Start of DATASET RECORDS

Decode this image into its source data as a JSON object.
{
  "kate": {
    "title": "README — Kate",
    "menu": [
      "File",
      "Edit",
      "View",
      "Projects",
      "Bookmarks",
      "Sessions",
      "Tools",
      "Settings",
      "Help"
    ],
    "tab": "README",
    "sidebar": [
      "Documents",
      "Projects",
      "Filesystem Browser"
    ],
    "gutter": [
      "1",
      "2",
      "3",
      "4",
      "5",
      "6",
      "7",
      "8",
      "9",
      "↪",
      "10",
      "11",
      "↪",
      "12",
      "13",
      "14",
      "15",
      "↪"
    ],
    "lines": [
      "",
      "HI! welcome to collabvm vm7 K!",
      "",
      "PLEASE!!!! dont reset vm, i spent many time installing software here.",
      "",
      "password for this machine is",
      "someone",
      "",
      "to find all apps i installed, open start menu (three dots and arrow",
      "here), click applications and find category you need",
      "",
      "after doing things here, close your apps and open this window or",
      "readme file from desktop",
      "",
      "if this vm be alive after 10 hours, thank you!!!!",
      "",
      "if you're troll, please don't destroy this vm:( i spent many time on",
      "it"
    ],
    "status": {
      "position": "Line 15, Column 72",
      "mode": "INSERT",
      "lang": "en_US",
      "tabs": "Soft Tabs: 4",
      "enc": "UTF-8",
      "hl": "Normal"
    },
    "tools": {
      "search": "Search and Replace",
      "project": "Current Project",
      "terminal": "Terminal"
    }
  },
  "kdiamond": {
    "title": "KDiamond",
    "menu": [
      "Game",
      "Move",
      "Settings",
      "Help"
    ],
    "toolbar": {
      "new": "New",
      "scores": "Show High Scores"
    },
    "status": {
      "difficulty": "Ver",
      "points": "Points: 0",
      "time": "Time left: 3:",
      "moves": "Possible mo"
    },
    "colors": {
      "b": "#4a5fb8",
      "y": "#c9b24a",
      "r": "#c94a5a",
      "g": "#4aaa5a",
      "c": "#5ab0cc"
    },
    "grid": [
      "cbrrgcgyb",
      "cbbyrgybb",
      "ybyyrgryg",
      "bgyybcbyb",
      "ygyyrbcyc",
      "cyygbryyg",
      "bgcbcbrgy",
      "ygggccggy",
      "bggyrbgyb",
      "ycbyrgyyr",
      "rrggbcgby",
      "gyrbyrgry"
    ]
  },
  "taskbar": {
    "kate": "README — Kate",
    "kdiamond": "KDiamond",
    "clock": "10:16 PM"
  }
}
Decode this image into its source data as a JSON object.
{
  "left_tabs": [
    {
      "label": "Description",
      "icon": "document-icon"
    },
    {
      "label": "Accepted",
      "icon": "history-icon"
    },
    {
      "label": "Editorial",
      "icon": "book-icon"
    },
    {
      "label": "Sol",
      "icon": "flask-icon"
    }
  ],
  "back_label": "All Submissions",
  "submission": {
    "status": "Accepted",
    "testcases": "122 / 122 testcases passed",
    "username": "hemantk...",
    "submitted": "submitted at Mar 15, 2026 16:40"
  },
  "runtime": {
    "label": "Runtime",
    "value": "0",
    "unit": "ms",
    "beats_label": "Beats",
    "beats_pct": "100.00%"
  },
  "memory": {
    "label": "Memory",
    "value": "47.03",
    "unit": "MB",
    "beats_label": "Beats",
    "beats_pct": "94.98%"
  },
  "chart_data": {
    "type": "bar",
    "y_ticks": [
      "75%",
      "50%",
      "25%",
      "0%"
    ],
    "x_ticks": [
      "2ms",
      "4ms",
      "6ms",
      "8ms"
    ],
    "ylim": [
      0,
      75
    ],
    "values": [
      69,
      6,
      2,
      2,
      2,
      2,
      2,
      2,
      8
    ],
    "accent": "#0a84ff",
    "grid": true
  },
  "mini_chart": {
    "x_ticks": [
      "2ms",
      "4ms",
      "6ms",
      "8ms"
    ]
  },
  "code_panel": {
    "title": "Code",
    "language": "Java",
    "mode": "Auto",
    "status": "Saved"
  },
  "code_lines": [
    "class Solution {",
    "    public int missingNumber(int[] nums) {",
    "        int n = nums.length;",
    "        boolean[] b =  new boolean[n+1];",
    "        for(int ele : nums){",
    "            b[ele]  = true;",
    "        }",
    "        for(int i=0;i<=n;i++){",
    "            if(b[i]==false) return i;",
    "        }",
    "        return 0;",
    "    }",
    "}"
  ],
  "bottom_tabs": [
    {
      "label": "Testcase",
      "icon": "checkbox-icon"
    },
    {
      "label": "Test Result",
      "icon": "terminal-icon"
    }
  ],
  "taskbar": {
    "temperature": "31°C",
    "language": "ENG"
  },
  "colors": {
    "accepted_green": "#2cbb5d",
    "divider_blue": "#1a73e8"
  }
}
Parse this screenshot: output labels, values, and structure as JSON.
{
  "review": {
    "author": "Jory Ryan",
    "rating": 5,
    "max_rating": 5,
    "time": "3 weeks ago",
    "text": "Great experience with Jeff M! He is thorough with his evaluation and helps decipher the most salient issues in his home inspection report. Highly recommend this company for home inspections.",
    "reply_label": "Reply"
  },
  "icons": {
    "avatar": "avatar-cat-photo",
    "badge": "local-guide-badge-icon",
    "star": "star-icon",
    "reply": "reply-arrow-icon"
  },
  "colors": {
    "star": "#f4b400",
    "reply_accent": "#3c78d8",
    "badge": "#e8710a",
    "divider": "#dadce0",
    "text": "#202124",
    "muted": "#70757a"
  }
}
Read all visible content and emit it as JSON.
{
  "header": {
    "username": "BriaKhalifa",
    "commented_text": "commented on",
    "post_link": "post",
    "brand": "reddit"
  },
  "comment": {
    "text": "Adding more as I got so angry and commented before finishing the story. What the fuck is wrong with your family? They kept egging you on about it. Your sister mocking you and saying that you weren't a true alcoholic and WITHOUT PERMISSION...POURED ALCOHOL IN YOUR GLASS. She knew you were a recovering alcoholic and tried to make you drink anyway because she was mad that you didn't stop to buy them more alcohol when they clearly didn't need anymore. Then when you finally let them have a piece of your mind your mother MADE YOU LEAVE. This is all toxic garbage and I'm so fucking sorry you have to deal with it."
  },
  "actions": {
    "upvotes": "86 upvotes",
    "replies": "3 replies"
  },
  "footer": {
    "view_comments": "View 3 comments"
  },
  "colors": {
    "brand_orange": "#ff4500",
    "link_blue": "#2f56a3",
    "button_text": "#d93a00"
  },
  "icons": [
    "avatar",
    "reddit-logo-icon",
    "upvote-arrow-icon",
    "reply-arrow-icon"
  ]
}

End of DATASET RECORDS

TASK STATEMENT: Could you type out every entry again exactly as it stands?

YOUR RESPONSE:
Decode this image into its source data as a JSON object.
{
  "kate": {
    "title": "README — Kate",
    "menu": [
      "File",
      "Edit",
      "View",
      "Projects",
      "Bookmarks",
      "Sessions",
      "Tools",
      "Settings",
      "Help"
    ],
    "tab": "README",
    "sidebar": [
      "Documents",
      "Projects",
      "Filesystem Browser"
    ],
    "gutter": [
      "1",
      "2",
      "3",
      "4",
      "5",
      "6",
      "7",
      "8",
      "9",
      "↪",
      "10",
      "11",
      "↪",
      "12",
      "13",
      "14",
      "15",
      "↪"
    ],
    "lines": [
      "",
      "HI! welcome to collabvm vm7 K!",
      "",
      "PLEASE!!!! dont reset vm, i spent many time installing software here.",
      "",
      "password for this machine is",
      "someone",
      "",
      "to find all apps i installed, open start menu (three dots and arrow",
      "here), click applications and find category you need",
      "",
      "after doing things here, close your apps and open this window or",
      "readme file from desktop",
      "",
      "if this vm be alive after 10 hours, thank you!!!!",
      "",
      "if you're troll, please don't destroy this vm:( i spent many time on",
      "it"
    ],
    "status": {
      "position": "Line 15, Column 72",
      "mode": "INSERT",
      "lang": "en_US",
      "tabs": "Soft Tabs: 4",
      "enc": "UTF-8",
      "hl": "Normal"
    },
    "tools": {
      "search": "Search and Replace",
      "project": "Current Project",
      "terminal": "Terminal"
    }
  },
  "kdiamond": {
    "title": "KDiamond",
    "menu": [
      "Game",
      "Move",
      "Settings",
      "Help"
    ],
    "toolbar": {
      "new": "New",
      "scores": "Show High Scores"
    },
    "status": {
      "difficulty": "Ver",
      "points": "Points: 0",
      "time": "Time left: 3:",
      "moves": "Possible mo"
    },
    "colors": {
      "b": "#4a5fb8",
      "y": "#c9b24a",
      "r": "#c94a5a",
      "g": "#4aaa5a",
      "c": "#5ab0cc"
    },
    "grid": [
      "cbrrgcgyb",
      "cbbyrgybb",
      "ybyyrgryg",
      "bgyybcbyb",
      "ygyyrbcyc",
      "cyygbryyg",
      "bgcbcbrgy",
      "ygggccggy",
      "bggyrbgyb",
      "ycbyrgyyr",
      "rrggbcgby",
      "gyrbyrgry"
    ]
  },
  "taskbar": {
    "kate": "README — Kate",
    "kdiamond": "KDiamond",
    "clock": "10:16 PM"
  }
}
Decode this image into its source data as a JSON object.
{
  "left_tabs": [
    {
      "label": "Description",
      "icon": "document-icon"
    },
    {
      "label": "Accepted",
      "icon": "history-icon"
    },
    {
      "label": "Editorial",
      "icon": "book-icon"
    },
    {
      "label": "Sol",
      "icon": "flask-icon"
    }
  ],
  "back_label": "All Submissions",
  "submission": {
    "status": "Accepted",
    "testcases": "122 / 122 testcases passed",
    "username": "hemantk...",
    "submitted": "submitted at Mar 15, 2026 16:40"
  },
  "runtime": {
    "label": "Runtime",
    "value": "0",
    "unit": "ms",
    "beats_label": "Beats",
    "beats_pct": "100.00%"
  },
  "memory": {
    "label": "Memory",
    "value": "47.03",
    "unit": "MB",
    "beats_label": "Beats",
    "beats_pct": "94.98%"
  },
  "chart_data": {
    "type": "bar",
    "y_ticks": [
      "75%",
      "50%",
      "25%",
      "0%"
    ],
    "x_ticks": [
      "2ms",
      "4ms",
      "6ms",
      "8ms"
    ],
    "ylim": [
      0,
      75
    ],
    "values": [
      69,
      6,
      2,
      2,
      2,
      2,
      2,
      2,
      8
    ],
    "accent": "#0a84ff",
    "grid": true
  },
  "mini_chart": {
    "x_ticks": [
      "2ms",
      "4ms",
      "6ms",
      "8ms"
    ]
  },
  "code_panel": {
    "title": "Code",
    "language": "Java",
    "mode": "Auto",
    "status": "Saved"
  },
  "code_lines": [
    "class Solution {",
    "    public int missingNumber(int[] nums) {",
    "        int n = nums.length;",
    "        boolean[] b =  new boolean[n+1];",
    "        for(int ele : nums){",
    "            b[ele]  = true;",
    "        }",
    "        for(int i=0;i<=n;i++){",
    "            if(b[i]==false) return i;",
    "        }",
    "        return 0;",
    "    }",
    "}"
  ],
  "bottom_tabs": [
    {
      "label": "Testcase",
      "icon": "checkbox-icon"
    },
    {
      "label": "Test Result",
      "icon": "terminal-icon"
    }
  ],
  "taskbar": {
    "temperature": "31°C",
    "language": "ENG"
  },
  "colors": {
    "accepted_green": "#2cbb5d",
    "divider_blue": "#1a73e8"
  }
}
Parse this screenshot: output labels, values, and structure as JSON.
{
  "review": {
    "author": "Jory Ryan",
    "rating": 5,
    "max_rating": 5,
    "time": "3 weeks ago",
    "text": "Great experience with Jeff M! He is thorough with his evaluation and helps decipher the most salient issues in his home inspection report. Highly recommend this company for home inspections.",
    "reply_label": "Reply"
  },
  "icons": {
    "avatar": "avatar-cat-photo",
    "badge": "local-guide-badge-icon",
    "star": "star-icon",
    "reply": "reply-arrow-icon"
  },
  "colors": {
    "star": "#f4b400",
    "reply_accent": "#3c78d8",
    "badge": "#e8710a",
    "divider": "#dadce0",
    "text": "#202124",
    "muted": "#70757a"
  }
}
Read all visible content and emit it as JSON.
{
  "header": {
    "username": "BriaKhalifa",
    "commented_text": "commented on",
    "post_link": "post",
    "brand": "reddit"
  },
  "comment": {
    "text": "Adding more as I got so angry and commented before finishing the story. What the fuck is wrong with your family? They kept egging you on about it. Your sister mocking you and saying that you weren't a true alcoholic and WITHOUT PERMISSION...POURED ALCOHOL IN YOUR GLASS. She knew you were a recovering alcoholic and tried to make you drink anyway because she was mad that you didn't stop to buy them more alcohol when they clearly didn't need anymore. Then when you finally let them have a piece of your mind your mother MADE YOU LEAVE. This is all toxic garbage and I'm so fucking sorry you have to deal with it."
  },
  "actions": {
    "upvotes": "86 upvotes",
    "replies": "3 replies"
  },
  "footer": {
    "view_comments": "View 3 comments"
  },
  "colors": {
    "brand_orange": "#ff4500",
    "link_blue": "#2f56a3",
    "button_text": "#d93a00"
  },
  "icons": [
    "avatar",
    "reddit-logo-icon",
    "upvote-arrow-icon",
    "reply-arrow-icon"
  ]
}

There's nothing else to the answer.